Rabbi Mordechai Eliyahu was born in Israel to a family of means that originated in Baghdad. His father, Rabbi Salman Eliyahu, was brilliant and learned from the great scholars of his time.
The family immigrated to Israel; Rav Mordechai was born in 1929 in the Old City. He studied intensively with his father who passed away when the boy was only 11. He "was taken under the wing of some great luminaries," whom Rabbi Menashe listed: Rabbi Yitzchok Nissim, the Chazon Ish, and Rabbi Ezra Attiah, the Syrian-born rabbi who served as Rosh Yeshiva of Porat Yosef until his death in 1970. Rabbi Eliyahu studied at the Porat Yosef yeshiva, as did Rabbi Ovadiah Yosef, although their halachic rulings differed in a number of areas, and each maintained alternate approaches to Sephardic practices and customs, and how to best retain them.
In 1959, Rabbi Eliyahu became the youngest dayan to be appointed in the State of Israel. He was a Religious Zionist, outspoken about the disengagement from Gaza, and cared deeply about the loss of life at the hands of Israel's enemies.
In 2008, Rabbi Eliyahu responded strangely when invited to a Torah dedication at the Ohr Somayach yeshiva, Rabbi Menashe related. He started crying and said, "I hope it will snow that evening." He called for organized prayers at the Kotel and lots of Merkaz HaRav yeshiva students came. The program was dragged out, and when a bus of students from that yeshiva finally left, it got stuck at a police checkpoint. This was a Thursday evening, the same night as the terrorist infiltration of the Yeshiva's library, which resulted in the murders of eight students.
"Some say he had Ruach HaKodesh," said Rabbi Menashe. "Here and there people have." There are other narratives told: wondrous stories of healing, of rainfall that fell in an unusual manner to fill a parched mikvah.
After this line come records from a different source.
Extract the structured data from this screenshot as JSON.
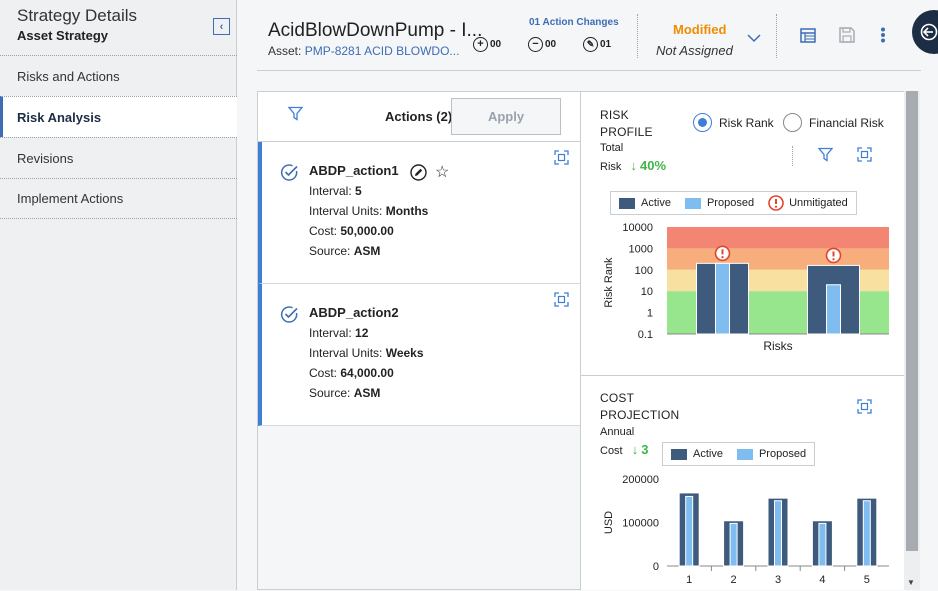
{
  "sidebar": {
    "title": "Strategy Details",
    "subtitle": "Asset Strategy",
    "items": [
      {
        "label": "Risks and Actions"
      },
      {
        "label": "Risk Analysis"
      },
      {
        "label": "Revisions"
      },
      {
        "label": "Implement Actions"
      }
    ],
    "active_index": 1
  },
  "header": {
    "title": "AcidBlowDownPump - I...",
    "asset_label": "Asset:",
    "asset_link": "PMP-8281 ACID BLOWDO...",
    "changes_label": "01 Action Changes",
    "added": "00",
    "removed": "00",
    "edited": "01",
    "status": "Modified",
    "assigned": "Not Assigned",
    "status_color": "#f08c00",
    "icons": [
      "table-icon",
      "save-icon",
      "more-vertical-icon",
      "exit-icon"
    ]
  },
  "actions": {
    "title": "Actions (2)",
    "apply_label": "Apply",
    "items": [
      {
        "name": "ABDP_action1",
        "interval_label": "Interval:",
        "interval": "5",
        "units_label": "Interval Units:",
        "units": "Months",
        "cost_label": "Cost:",
        "cost": "50,000.00",
        "source_label": "Source:",
        "source": "ASM"
      },
      {
        "name": "ABDP_action2",
        "interval_label": "Interval:",
        "interval": "12",
        "units_label": "Interval Units:",
        "units": "Weeks",
        "cost_label": "Cost:",
        "cost": "64,000.00",
        "source_label": "Source:",
        "source": "ASM"
      }
    ]
  },
  "risk_profile": {
    "title_line1": "RISK",
    "title_line2": "PROFILE",
    "total_label_1": "Total",
    "total_label_2": "Risk",
    "change": "40%",
    "radio_risk_rank": "Risk Rank",
    "radio_financial": "Financial Risk",
    "selected": "Risk Rank",
    "legend": [
      "Active",
      "Proposed",
      "Unmitigated"
    ]
  },
  "cost_projection": {
    "title_line1": "COST",
    "title_line2": "PROJECTION",
    "annual_label_1": "Annual",
    "annual_label_2": "Cost",
    "change": "3",
    "legend": [
      "Active",
      "Proposed"
    ]
  },
  "colors": {
    "active": "#3e5a7d",
    "proposed": "#7fbcf0",
    "accent": "#3d7fd6",
    "positive": "#3fb54b",
    "warning": "#e2442f"
  },
  "chart_data": [
    {
      "type": "bar",
      "xlabel": "Risks",
      "ylabel": "Risk Rank",
      "yscale": "log",
      "ylim": [
        0.1,
        10000
      ],
      "yticks": [
        "10000",
        "1000",
        "100",
        "10",
        "1",
        "0.1"
      ],
      "categories": [
        "",
        ""
      ],
      "series": [
        {
          "name": "Active",
          "values": [
            200,
            160
          ]
        },
        {
          "name": "Proposed",
          "values": [
            200,
            20
          ]
        }
      ],
      "unmitigated": [
        true,
        true
      ],
      "background_bands": [
        "red",
        "orange",
        "yellow",
        "green"
      ]
    },
    {
      "type": "bar",
      "xlabel": "",
      "ylabel": "USD",
      "ylim": [
        0,
        200000
      ],
      "yticks": [
        "200000",
        "100000",
        "0"
      ],
      "categories": [
        "1",
        "2",
        "3",
        "4",
        "5"
      ],
      "series": [
        {
          "name": "Active",
          "values": [
            168000,
            104000,
            156000,
            104000,
            156000
          ]
        },
        {
          "name": "Proposed",
          "values": [
            160000,
            98000,
            150000,
            98000,
            150000
          ]
        }
      ]
    }
  ]
}
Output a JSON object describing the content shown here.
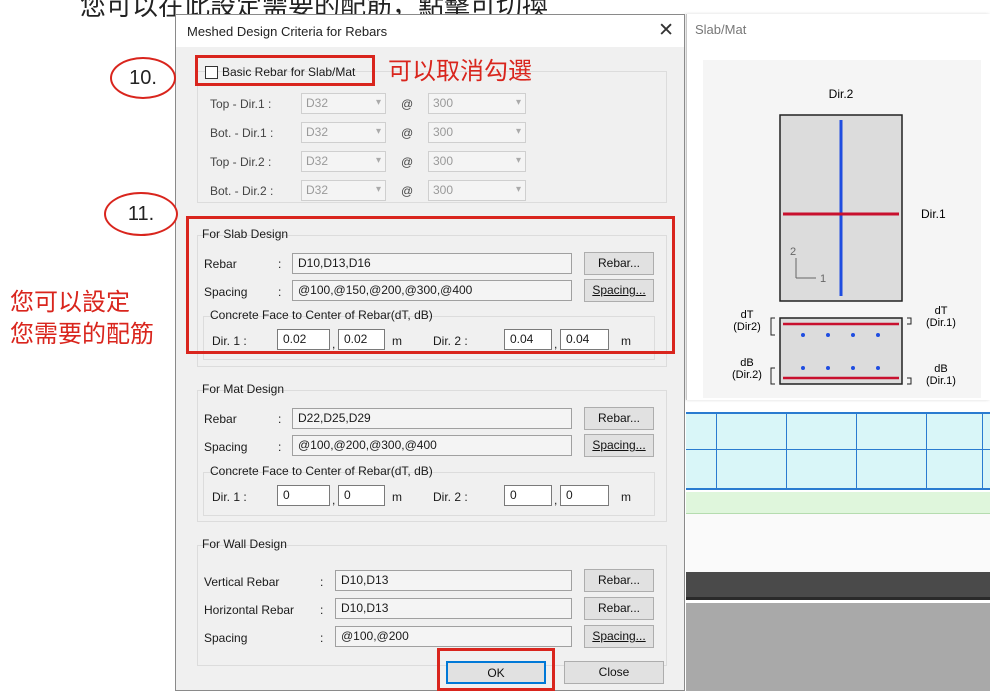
{
  "top_caption": "您可以在此設定需要的配筋，點擊可切換",
  "dialog": {
    "title": "Meshed Design Criteria for Rebars",
    "close_glyph": "✕",
    "basic_rebar": {
      "checkbox_label": "Basic Rebar for Slab/Mat",
      "checked": false,
      "rows": [
        {
          "label": "Top - Dir.1 :",
          "rebar": "D32",
          "at": "@",
          "spacing": "300"
        },
        {
          "label": "Bot. - Dir.1 :",
          "rebar": "D32",
          "at": "@",
          "spacing": "300"
        },
        {
          "label": "Top - Dir.2 :",
          "rebar": "D32",
          "at": "@",
          "spacing": "300"
        },
        {
          "label": "Bot. - Dir.2 :",
          "rebar": "D32",
          "at": "@",
          "spacing": "300"
        }
      ]
    },
    "slab": {
      "group_title": "For Slab Design",
      "rebar_label": "Rebar",
      "rebar_value": "D10,D13,D16",
      "rebar_button": "Rebar...",
      "spacing_label": "Spacing",
      "spacing_value": "@100,@150,@200,@300,@400",
      "spacing_button": "Spacing...",
      "cover_title": "Concrete Face to Center of Rebar(dT, dB)",
      "dir1_label": "Dir. 1 :",
      "dir1_dt": "0.02",
      "dir1_db": "0.02",
      "dir2_label": "Dir. 2 :",
      "dir2_dt": "0.04",
      "dir2_db": "0.04",
      "unit": "m"
    },
    "mat": {
      "group_title": "For Mat Design",
      "rebar_label": "Rebar",
      "rebar_value": "D22,D25,D29",
      "rebar_button": "Rebar...",
      "spacing_label": "Spacing",
      "spacing_value": "@100,@200,@300,@400",
      "spacing_button": "Spacing...",
      "cover_title": "Concrete Face to Center of Rebar(dT, dB)",
      "dir1_label": "Dir. 1 :",
      "dir1_dt": "0",
      "dir1_db": "0",
      "dir2_label": "Dir. 2 :",
      "dir2_dt": "0",
      "dir2_db": "0",
      "unit": "m"
    },
    "wall": {
      "group_title": "For Wall Design",
      "vertical_label": "Vertical Rebar",
      "vertical_value": "D10,D13",
      "vertical_button": "Rebar...",
      "horizontal_label": "Horizontal Rebar",
      "horizontal_value": "D10,D13",
      "horizontal_button": "Rebar...",
      "spacing_label": "Spacing",
      "spacing_value": "@100,@200",
      "spacing_button": "Spacing..."
    },
    "colon": ":",
    "comma": ",",
    "ok_button": "OK",
    "close_button": "Close"
  },
  "preview": {
    "title": "Slab/Mat",
    "dir2": "Dir.2",
    "dir1": "Dir.1",
    "axis_2": "2",
    "axis_1": "1",
    "dt_left": "dT",
    "dt_left_sub": "(Dir2)",
    "dt_right": "dT",
    "dt_right_sub": "(Dir.1)",
    "db_left": "dB",
    "db_left_sub": "(Dir.2)",
    "db_right": "dB",
    "db_right_sub": "(Dir.1)"
  },
  "annotations": {
    "step10": "10.",
    "step10_note": "可以取消勾選",
    "step11": "11.",
    "side_note_line1": "您可以設定",
    "side_note_line2": "您需要的配筋"
  },
  "colors": {
    "annotation_red": "#d9251d",
    "rebar_blue": "#1f4de0",
    "rebar_red": "#c8102e"
  }
}
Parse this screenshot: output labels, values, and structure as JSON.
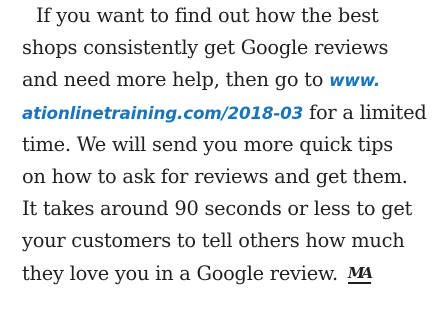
{
  "colors": {
    "text": "#231f20",
    "link": "#1a75bb"
  },
  "paragraph": {
    "lines": [
      {
        "text": "If you want to find out how the best"
      },
      {
        "text": "shops consistently get Google reviews"
      },
      {
        "before": "and need more help, then go to ",
        "link": "www."
      },
      {
        "link": "ationlinetraining.com/2018-03",
        "after": " for a limited"
      },
      {
        "text": "time. We will send you more quick tips"
      },
      {
        "text": "on how to ask for reviews and get them."
      },
      {
        "text": "It takes around 90 seconds or less to get"
      },
      {
        "text": "your customers to tell others how much"
      },
      {
        "text": "they love you in a Google review."
      }
    ],
    "end_mark": "MA"
  }
}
Rabbi Eliyahu is known to have studied Kabbalah, as did his father (intensely), a disciple of the Ben Ish Hai, himself a master of Kabbalah and Halacha. Rabbi Eliyahu made little mention of it. "He dealt with it quietly, and only once in a while would he give out any hints," Rav Eliyahu Bakshi-Doron, who succeeded Rabbi Eliyahu as Chief Sephardic Rabbi in 1993, told Arutz-Sheva last month.
More overt contributions were in the areas of scholarship. "His seforim are written in such a beautiful, lucid style - Halacha, Taharat HaMishpacha..." said Rabbi Menashe, who received semicha from Rabbi Eliyahu. Rabbi Eliyahu wrote on the halachot of the holidays, edited annotated siddurim, and published halachic works, including his own responsa.
Rabbi Eliyahu loved Halacha as well as his fellow man. A primary lesson from his life, said Rabbi Menashe, is to "learn to love each other." Societal-problems infect Jewish life today in Israel, America and elsewhere. The Second Temple was destroyed for similar reasons and "the Third Beit Hamikdash is not here," concluded Rabbi Menashe. "So, we're still guilty of it."
100,000 gathered last month for Rabbi Eliyahu's nighttime funeral held at his synagogue and outside on Reines Street in Jerusalem's Kiryat Moshe neighborhood.
Judah S. Harris is a photographer, filmmaker, speaker and writer. His email newsletter circulates to thousands of readers (sign up at www.judahsharris.com/visit). Midrash Ben Ish Hai runs Torah educational programs for adults and singles and maintains a rich website of materials, including videos and recipes (www.midrash.org).